===== SUPPLIED DATA =====
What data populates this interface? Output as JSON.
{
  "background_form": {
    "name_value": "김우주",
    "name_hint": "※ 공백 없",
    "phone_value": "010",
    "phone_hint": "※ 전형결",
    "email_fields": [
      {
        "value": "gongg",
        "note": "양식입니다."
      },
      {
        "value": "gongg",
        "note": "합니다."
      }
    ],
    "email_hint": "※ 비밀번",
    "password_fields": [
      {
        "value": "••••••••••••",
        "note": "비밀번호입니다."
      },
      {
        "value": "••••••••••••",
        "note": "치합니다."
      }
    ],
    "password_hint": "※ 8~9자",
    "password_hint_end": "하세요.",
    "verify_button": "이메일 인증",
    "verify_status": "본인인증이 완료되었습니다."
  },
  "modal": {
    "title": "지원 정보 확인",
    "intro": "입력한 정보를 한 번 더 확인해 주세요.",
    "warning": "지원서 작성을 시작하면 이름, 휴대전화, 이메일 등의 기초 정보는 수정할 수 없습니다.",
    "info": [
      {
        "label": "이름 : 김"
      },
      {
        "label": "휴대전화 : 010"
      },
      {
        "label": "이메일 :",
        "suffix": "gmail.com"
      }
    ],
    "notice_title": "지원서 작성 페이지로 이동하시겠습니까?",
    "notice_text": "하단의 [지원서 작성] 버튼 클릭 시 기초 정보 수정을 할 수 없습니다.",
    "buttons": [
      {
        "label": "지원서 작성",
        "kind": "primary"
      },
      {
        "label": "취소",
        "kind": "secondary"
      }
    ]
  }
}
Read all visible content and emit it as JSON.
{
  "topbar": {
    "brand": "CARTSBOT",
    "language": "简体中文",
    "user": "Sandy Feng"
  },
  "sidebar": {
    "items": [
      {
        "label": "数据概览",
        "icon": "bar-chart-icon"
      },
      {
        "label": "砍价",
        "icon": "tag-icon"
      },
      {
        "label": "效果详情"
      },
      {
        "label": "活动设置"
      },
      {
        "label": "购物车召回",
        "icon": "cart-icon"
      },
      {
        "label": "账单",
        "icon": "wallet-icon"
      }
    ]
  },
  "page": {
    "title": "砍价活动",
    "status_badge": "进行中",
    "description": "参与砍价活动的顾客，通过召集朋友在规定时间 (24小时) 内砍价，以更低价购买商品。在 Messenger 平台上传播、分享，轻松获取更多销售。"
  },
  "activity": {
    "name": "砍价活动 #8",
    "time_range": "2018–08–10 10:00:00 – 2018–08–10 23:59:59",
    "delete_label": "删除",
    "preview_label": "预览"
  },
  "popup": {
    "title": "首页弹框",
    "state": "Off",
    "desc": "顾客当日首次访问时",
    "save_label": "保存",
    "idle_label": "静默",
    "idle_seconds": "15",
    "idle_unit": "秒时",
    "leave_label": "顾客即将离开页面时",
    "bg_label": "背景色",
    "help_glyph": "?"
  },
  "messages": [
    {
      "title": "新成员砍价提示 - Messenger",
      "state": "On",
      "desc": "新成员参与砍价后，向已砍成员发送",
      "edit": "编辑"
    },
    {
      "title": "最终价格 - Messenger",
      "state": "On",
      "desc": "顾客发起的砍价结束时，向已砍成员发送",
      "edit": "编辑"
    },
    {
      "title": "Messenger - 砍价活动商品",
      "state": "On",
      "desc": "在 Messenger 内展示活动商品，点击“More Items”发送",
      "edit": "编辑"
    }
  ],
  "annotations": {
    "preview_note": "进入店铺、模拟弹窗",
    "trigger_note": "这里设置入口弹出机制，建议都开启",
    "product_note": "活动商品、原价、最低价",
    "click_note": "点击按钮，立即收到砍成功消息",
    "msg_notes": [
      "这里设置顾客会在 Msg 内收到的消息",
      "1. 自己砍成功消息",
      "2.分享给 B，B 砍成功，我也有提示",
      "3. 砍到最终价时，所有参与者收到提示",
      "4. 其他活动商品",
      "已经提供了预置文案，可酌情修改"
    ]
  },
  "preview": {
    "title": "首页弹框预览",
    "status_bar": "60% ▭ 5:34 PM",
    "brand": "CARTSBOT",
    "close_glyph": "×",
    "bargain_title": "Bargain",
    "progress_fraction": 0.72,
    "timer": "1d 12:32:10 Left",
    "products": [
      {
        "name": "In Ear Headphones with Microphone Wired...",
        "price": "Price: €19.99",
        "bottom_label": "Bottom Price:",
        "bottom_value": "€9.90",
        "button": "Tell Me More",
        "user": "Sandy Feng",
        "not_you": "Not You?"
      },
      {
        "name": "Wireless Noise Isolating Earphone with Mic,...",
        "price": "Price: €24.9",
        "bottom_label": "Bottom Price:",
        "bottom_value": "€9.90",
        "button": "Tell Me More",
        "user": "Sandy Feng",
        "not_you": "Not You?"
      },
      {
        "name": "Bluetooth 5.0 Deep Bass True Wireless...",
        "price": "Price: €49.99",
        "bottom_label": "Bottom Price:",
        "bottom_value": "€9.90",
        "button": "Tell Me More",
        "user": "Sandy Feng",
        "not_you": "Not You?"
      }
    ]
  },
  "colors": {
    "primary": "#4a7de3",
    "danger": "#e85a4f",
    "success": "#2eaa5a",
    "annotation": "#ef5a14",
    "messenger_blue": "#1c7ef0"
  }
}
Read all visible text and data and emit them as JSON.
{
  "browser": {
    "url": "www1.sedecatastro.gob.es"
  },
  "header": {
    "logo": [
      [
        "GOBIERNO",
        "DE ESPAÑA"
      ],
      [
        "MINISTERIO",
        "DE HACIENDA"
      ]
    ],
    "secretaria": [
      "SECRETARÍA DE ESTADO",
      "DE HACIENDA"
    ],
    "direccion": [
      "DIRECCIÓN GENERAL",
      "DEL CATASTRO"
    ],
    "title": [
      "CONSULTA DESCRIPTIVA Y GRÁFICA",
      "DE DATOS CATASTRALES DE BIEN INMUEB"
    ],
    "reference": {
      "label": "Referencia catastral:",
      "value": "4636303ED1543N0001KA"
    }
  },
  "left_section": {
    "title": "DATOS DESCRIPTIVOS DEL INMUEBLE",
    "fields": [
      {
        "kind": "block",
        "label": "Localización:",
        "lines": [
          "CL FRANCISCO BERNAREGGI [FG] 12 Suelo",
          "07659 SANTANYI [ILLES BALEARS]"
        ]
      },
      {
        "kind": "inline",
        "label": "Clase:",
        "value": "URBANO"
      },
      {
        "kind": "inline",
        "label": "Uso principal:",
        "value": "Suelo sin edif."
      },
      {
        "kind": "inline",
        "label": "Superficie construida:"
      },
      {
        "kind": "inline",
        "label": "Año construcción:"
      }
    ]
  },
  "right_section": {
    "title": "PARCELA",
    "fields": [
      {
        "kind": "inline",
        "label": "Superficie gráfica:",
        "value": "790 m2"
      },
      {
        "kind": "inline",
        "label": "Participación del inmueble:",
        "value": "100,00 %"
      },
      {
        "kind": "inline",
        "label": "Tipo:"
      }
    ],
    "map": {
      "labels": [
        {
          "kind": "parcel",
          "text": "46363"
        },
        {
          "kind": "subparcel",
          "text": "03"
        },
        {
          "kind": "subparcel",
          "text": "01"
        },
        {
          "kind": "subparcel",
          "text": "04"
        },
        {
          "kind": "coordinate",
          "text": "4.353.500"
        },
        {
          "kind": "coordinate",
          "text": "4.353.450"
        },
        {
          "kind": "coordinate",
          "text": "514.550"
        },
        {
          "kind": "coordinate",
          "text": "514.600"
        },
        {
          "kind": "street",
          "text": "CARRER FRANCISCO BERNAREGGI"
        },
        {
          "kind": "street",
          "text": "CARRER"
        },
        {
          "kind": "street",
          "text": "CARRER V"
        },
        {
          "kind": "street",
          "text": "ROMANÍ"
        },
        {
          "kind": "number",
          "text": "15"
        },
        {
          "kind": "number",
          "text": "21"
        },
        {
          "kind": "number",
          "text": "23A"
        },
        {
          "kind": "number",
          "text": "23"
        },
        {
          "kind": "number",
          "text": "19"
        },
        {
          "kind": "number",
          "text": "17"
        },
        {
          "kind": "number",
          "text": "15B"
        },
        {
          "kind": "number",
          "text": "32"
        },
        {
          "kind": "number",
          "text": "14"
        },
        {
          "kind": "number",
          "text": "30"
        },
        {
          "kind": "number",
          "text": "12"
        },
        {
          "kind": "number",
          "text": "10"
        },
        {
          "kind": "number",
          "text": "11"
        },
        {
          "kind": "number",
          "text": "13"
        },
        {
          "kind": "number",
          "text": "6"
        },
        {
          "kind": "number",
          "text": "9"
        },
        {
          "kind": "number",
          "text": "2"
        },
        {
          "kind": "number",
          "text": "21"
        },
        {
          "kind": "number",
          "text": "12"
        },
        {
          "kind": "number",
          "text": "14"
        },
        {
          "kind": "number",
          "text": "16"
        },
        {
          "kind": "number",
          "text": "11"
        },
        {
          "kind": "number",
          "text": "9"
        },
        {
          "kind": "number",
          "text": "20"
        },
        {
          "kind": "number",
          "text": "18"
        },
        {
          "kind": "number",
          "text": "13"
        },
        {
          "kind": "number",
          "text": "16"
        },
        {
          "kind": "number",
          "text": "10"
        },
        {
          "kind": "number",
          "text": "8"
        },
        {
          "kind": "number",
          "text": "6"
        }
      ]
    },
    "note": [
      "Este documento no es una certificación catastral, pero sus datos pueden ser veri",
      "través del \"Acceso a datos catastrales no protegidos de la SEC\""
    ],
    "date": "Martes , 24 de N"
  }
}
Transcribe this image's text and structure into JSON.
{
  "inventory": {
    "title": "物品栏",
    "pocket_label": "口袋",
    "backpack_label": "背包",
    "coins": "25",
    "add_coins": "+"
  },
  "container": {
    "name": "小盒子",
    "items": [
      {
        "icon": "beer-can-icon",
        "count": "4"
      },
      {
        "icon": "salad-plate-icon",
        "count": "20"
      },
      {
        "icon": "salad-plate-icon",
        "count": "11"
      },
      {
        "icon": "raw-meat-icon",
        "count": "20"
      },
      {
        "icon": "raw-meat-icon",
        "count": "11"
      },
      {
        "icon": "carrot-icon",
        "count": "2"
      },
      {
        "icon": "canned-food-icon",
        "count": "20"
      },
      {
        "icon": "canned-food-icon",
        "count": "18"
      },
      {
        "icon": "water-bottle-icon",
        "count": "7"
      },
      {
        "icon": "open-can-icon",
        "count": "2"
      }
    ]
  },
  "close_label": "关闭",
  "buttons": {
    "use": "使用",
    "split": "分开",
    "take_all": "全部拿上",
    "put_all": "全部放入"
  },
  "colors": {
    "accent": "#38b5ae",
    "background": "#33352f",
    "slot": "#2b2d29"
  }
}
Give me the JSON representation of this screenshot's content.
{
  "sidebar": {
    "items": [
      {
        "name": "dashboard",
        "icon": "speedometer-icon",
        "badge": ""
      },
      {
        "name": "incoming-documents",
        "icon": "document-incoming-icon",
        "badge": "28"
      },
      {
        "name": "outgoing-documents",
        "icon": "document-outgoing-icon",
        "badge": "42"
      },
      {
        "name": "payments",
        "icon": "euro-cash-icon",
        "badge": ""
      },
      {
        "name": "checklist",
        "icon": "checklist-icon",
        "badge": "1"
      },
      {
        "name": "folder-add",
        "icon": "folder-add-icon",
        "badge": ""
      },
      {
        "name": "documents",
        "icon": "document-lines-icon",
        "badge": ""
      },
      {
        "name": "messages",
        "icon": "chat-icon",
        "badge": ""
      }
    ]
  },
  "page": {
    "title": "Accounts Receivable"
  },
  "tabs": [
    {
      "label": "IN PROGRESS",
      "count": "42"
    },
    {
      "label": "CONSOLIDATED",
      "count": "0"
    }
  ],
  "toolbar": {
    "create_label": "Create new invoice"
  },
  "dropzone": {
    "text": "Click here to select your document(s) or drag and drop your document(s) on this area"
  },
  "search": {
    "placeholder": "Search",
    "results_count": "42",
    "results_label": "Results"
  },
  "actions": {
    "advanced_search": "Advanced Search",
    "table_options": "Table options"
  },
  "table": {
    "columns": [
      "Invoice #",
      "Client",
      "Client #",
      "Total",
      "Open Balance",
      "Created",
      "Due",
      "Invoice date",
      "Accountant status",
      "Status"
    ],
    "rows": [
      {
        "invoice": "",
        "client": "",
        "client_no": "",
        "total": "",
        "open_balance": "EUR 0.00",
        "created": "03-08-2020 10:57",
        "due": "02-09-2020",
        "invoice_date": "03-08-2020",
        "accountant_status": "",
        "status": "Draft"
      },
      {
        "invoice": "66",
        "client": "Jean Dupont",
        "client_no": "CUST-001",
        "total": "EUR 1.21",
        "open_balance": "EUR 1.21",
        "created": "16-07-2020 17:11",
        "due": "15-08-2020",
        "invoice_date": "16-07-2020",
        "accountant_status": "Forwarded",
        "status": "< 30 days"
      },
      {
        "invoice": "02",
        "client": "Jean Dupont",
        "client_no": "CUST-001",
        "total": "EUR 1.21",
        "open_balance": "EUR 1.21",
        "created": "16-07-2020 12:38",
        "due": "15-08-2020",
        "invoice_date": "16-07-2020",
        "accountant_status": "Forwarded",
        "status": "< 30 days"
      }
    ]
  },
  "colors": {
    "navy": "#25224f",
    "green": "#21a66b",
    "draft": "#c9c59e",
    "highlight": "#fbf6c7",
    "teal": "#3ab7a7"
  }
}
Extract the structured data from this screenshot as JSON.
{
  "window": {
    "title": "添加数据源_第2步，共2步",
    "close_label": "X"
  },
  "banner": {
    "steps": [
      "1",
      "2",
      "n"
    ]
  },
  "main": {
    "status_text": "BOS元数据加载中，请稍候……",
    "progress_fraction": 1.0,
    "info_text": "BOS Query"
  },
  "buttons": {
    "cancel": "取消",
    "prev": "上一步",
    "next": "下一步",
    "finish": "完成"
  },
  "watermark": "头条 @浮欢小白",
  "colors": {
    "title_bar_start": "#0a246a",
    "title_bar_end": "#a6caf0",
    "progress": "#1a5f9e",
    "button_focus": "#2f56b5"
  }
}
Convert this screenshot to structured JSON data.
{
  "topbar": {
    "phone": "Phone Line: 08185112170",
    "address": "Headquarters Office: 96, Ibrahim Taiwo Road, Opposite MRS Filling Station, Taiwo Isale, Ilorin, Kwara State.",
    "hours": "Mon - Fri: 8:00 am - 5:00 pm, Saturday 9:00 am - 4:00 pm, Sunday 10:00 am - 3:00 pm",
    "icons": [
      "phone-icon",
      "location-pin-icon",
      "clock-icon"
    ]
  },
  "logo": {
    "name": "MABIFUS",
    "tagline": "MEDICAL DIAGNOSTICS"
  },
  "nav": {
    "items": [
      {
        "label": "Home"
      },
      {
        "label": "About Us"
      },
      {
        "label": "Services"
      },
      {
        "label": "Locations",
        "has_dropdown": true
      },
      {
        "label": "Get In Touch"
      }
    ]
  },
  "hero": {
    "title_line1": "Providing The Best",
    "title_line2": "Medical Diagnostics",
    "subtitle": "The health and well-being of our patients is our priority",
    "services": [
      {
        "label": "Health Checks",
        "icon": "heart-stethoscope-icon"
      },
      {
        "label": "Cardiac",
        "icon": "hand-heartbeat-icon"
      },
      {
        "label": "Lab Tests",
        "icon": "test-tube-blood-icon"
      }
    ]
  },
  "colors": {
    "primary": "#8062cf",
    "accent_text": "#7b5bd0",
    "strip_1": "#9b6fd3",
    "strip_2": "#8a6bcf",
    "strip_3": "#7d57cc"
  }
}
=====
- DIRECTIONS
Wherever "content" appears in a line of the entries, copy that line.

- TASK RESPONSE
Read all visible content and emit it as JSON.
Give me the JSON representation of this screenshot's content.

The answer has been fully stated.